Their plan is formalized and written with detailed job descriptions and training modules for each step along the way. Also required are classroom training sessions led by a senior manager every month.
At each level, there are tests and reviews to see if participants are ready to move up. In addition, each level of advancement receives a standard pay raise along with the added responsibility. This training and promotion system has generated an ongoing supply of crew members who want to improve, as well as a wait list of new people seeking employment with this particular contractor.
Invest More in Your Employees for MORE ROI
Another great example of investing in employees is taking place at a premier commercial general contractor in the Midwest. This company, with well over 100 employees, has become the leader in its market because of the two owners’ visionary leadership, integrity, professionalism, insistence on expert craftsmanship, promotion of the highest safety standards, and focus on building a workplace that attracts and retains the best employees.
Their success is founded on taking strategic measures to develop a winning team of estimators, project managers, superintendents and foremen who go on to become effective leaders and managers. The company’s major players are tasked with taking full ownership and responsibility to manage projects as professionals and exceed their customer’s needs.
In addition, they have a large group of crew leaders, journeymen and apprentices who are eager to build great projects, do what’s right and keep their professional commitments.
Meanwhile, the leaders have committed to invest in their employees as stated in the company vision statement: “Develop well-trained and productive team players in a rewarding work environment. Create a safe atmosphere in which employees thrive personally and professionally with honesty and integrity.” To accomplish their vision, they hold several half-day and full-day training sessions on a regular basis.
These include all employees in team-building, participatory, interactive training, educational, and informational workshops and meetings. They bring in outside consultants and professional experts, as well as in-house managers, to present on a variety of topics, including equipment, technology, safety, best practices, construction methods, leadership, management, supervision, documentation and scheduling.
They also meet regularly to work with and mentor potential leaders to build a culture of excellence and promotion from within. For 3 days, I worked closely with the company’s senior leadership team, accounting staff, project managers, field supervisors, foremen and field crews in coaching sessions to develop ways to become winning team leaders, better managers, and inspirational, results-driven supervisors and mentors.
Achieve Better Results
Some contractors encourage a culture of teaching and training subordinates. As part of the employee review process, leadership weighs potential supervisor and manager pay raises and bonuses available through mentoring and training the employees they supervise.
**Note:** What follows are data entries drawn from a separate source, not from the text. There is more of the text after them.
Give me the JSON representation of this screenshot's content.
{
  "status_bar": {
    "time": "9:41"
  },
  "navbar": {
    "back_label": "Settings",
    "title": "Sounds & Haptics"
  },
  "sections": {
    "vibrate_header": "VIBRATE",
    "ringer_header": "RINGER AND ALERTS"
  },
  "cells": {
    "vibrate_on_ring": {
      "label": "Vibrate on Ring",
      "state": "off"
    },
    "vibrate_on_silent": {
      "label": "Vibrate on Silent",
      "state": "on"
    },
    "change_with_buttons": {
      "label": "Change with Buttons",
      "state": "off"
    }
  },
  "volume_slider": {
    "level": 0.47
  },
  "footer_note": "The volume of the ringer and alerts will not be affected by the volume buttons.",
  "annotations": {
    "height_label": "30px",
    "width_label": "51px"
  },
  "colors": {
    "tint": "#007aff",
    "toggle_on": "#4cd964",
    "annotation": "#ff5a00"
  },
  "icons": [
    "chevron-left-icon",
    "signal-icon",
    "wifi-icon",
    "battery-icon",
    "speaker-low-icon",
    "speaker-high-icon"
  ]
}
As encouragement to participate in this program, they might offer attendance at state and national conferences, such as World of Concrete or International Roofing Exposition, where educational programs, workshops and peer sessions are available. Once employees experience the way other managers and leaders show up for their employees, it inspires them to improve themselves and their own teams.
Companies that really invest in their employees often tend to make more money, win better contracts, and have less trouble finding and retaining great talent. A small investment in developing your employees, for instance, committing 1 hour per employee every week, costs a fraction of your total expenses—nothing compared to the ROI.
So, the question for you is: What are you doing to develop your future leaders?